Publishing Info: Fantagraphics Books, 216 pages, $18.95
Ordering Numbers: 1560976195 (ISBN)

This is the third of Fantagraphics' planned series of girl-cartoons, and I bet without even looking that most of the reviews will note similarities between some of these girls from Dan DeCarlo's pin-ups for Humorama magazines (in format, they were kind of the manga of the newsstand) and his later work on the Betty and Veronica characters in the Archie Comics. There is a little bit of that. Actually, though, not only are most of the female forms depicted here exaggerated in more womanly ways than the comparatively teenaged figures of Riverdale High's pair, but DeCarlo uses a lot of a models for his various faces -- this is particularly true from his males, who look like they were cast out of a half-dozen other cartoonists' works.
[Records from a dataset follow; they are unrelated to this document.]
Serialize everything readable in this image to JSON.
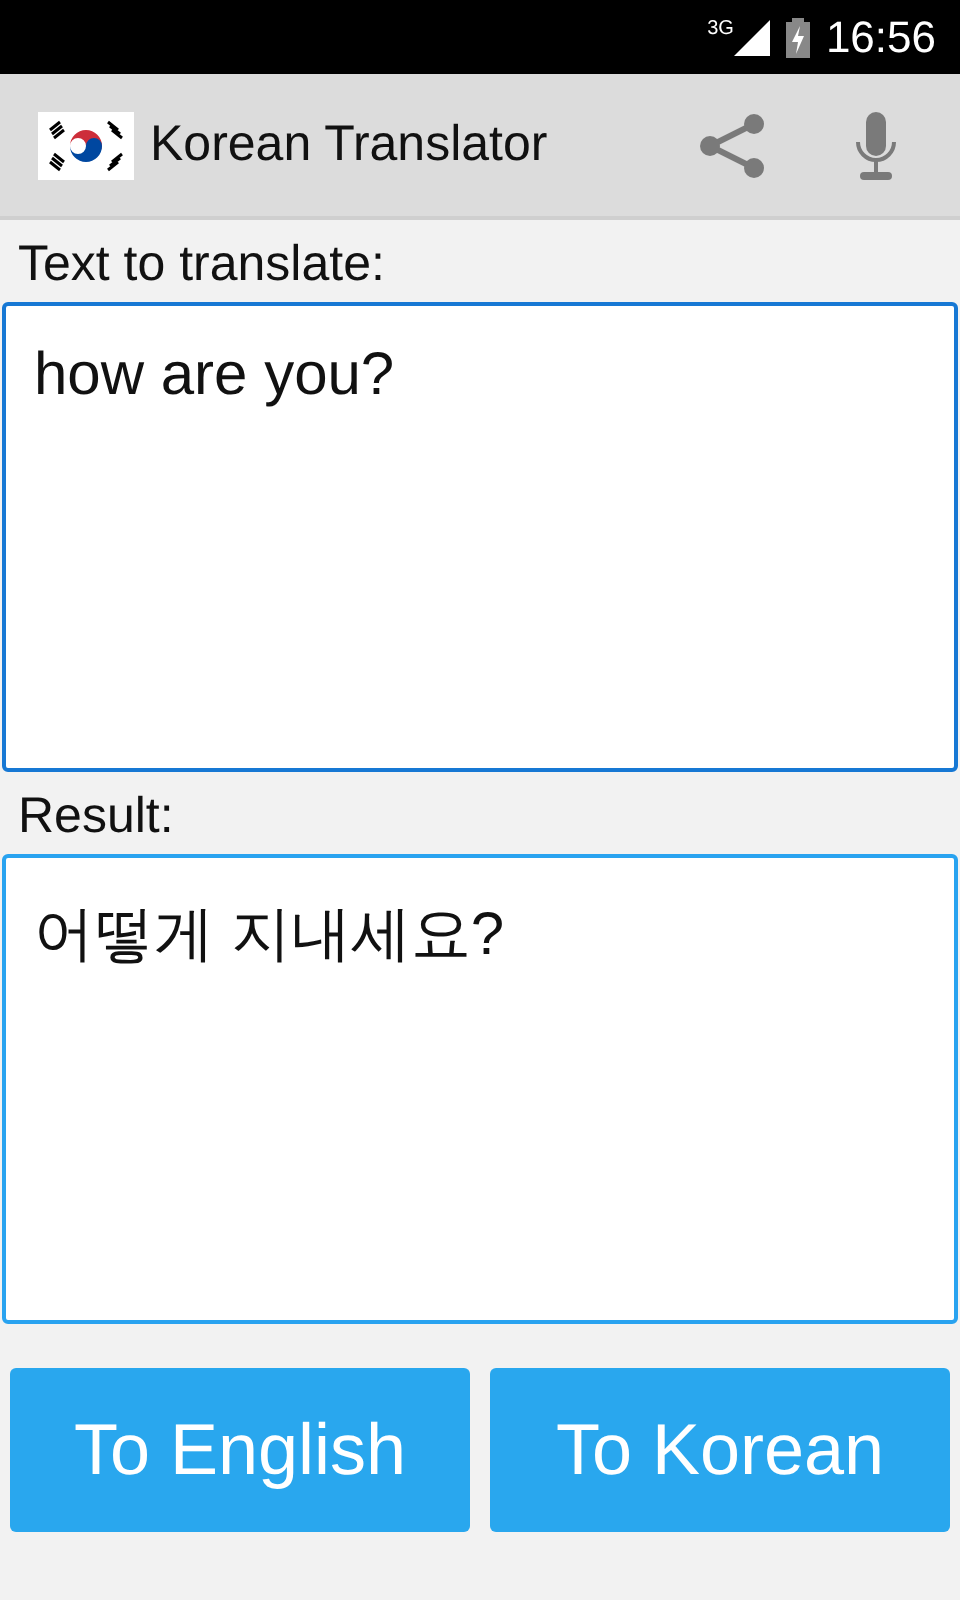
{
  "status_bar": {
    "network": "3G",
    "time": "16:56"
  },
  "app_bar": {
    "title": "Korean Translator"
  },
  "source": {
    "label": "Text to translate:",
    "value": "how are you?",
    "focused": true
  },
  "result": {
    "label": "Result:",
    "value": "어떻게 지내세요?",
    "focused": false
  },
  "buttons": [
    {
      "label": "To English"
    },
    {
      "label": "To Korean"
    }
  ]
}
There's a lot of here of interest. DeCarlo is obviously still developing during this work, so you can track some of his artistic choices, good and bad. Related to the Betty/Veronica thing is that you'll likely notice visual codes with which DeCarlo built his run on children's comics transposed onto the sexier stuff in a way that makes you think of every female as a wide-eyed, button-nosed innocent, which fits perfectly into various innocent dumb-girl jokes on display. DeCarlo and his editor worked in a way where the artist provide drawings over which were later placed captions; there are a ton of jokes that don't quite match up to the depiction, and many jokes that are repeated (to their credit, Alex Chun and Jacob Covey run many if not all of these in close proximity to one another). The two-color printing and general design choices, especially where Covey brings us into a specific element of a drawing, are really effective without becoming distracting (it's nice that Covey is given co-author status on the book's cover). Overall, this is a handsome presentation of non-vital work kept appropriately cheap and presented as light entertainment rather than as considered art or a documentary. Bring on Bill Wenzel.